Roland Denny, a Navajo student on the Church’s Indian Placement Program, has two families. And he tries to make the best of both worlds in which he lives. During the school year he lives with the Alan Mecham family in Salt Lake City, where he attends Hillside Junior High School. He plans to be either a doctor or a dentist when he grows up. For now, when he isn’t doing schoolwork or practicing the piano, Roland enjoys swimming or playing baseball.
An active member of the Parley’s First Ward deacons quorum, Roland can be counted on to pass the sacrament and to collect fast offerings. In the Mexican Hat Branch, where he passes the sacrament in the summer with his brother Brent, members live so far apart that they must bring their fast offerings to church themselves. And because it is an area where daytime temperatures often soar to well over a hundred degrees Fahrenheit, drinking water must be drawn from deep wells, put into fifty-five gallon drums, and hauled by pickup trucks to the homes.
Bobby Denny, Roland’s father, attended Navajo Community College at Tsaile, Arizona, and for fourteen years was director of instructors in the Navajo Adult Education Program. Brother Denny is first counselor of the Mexican Hat Branch. Alice Denny, Roland’s mother, is a trained nurse and works for the Utah Navajo Development Council. She has worked in leadership positions in her branch Relief Society. The Denny family was elated last year, when Roland, his three brothers, and his two sisters were sealed to their parents in the Jordan River Temple.
When Roland returns to his natural family in Mexican Hat for the summer, he keeps busy with family chores and his flock of chickens, ducks, and turkeys. He also started a snow-cone business last summer to earn some spending money. In July he and other Mexican Hat youngsters participate in the Mad Hatter’s Fling, a riotous, four-mile-long race down the San Juan River. They ride inner tubes, homemade boats, or anything else that will safely float.
Sometimes, when the open-air shade house in the garden at home doesn’t provide enough comfort for sleeping, Roland’s family makes an excursion to Cedar Mesa, a cool, wooded area to the north of Monument Valley, where Roland’s grandfather, Julius Denny, lives. A traditional Indian herbalist, Grandfather Denny is also a miner and a rancher. Roland likes to help him with his herds of Rambouillet sheep, Charolais cattle, and Angora goats.
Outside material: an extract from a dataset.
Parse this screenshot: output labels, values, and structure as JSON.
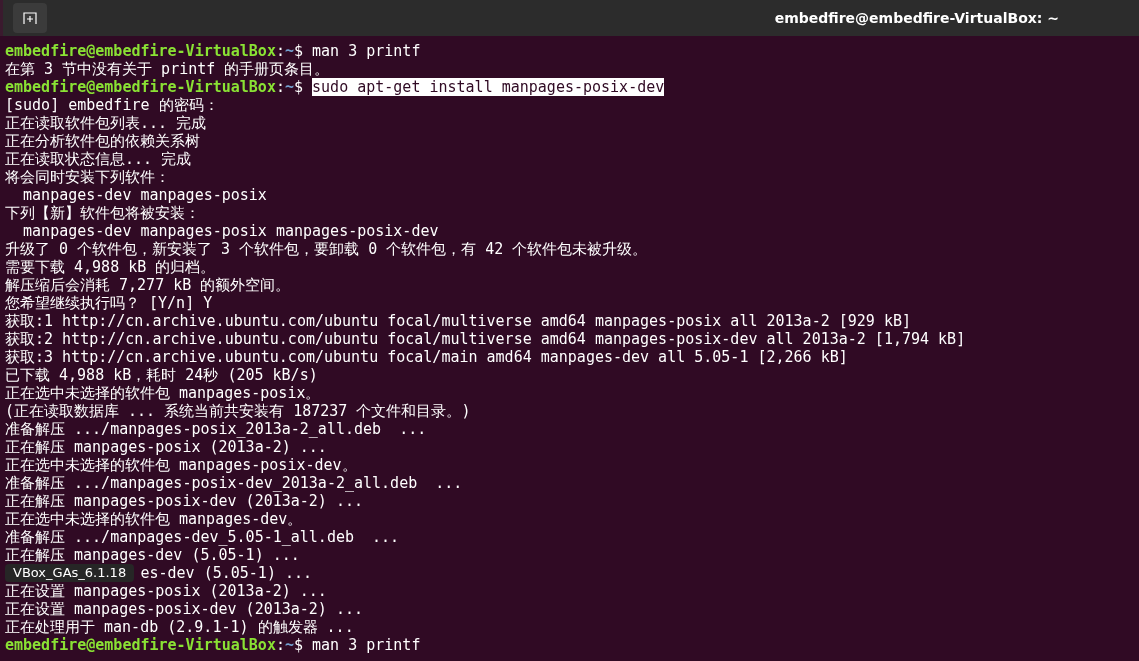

Roaming the vast reaches of Monument Valley, with its gigantic, storied sandstone formations, helps Roland understand and appreciate the Creator’s wondrous handiwork.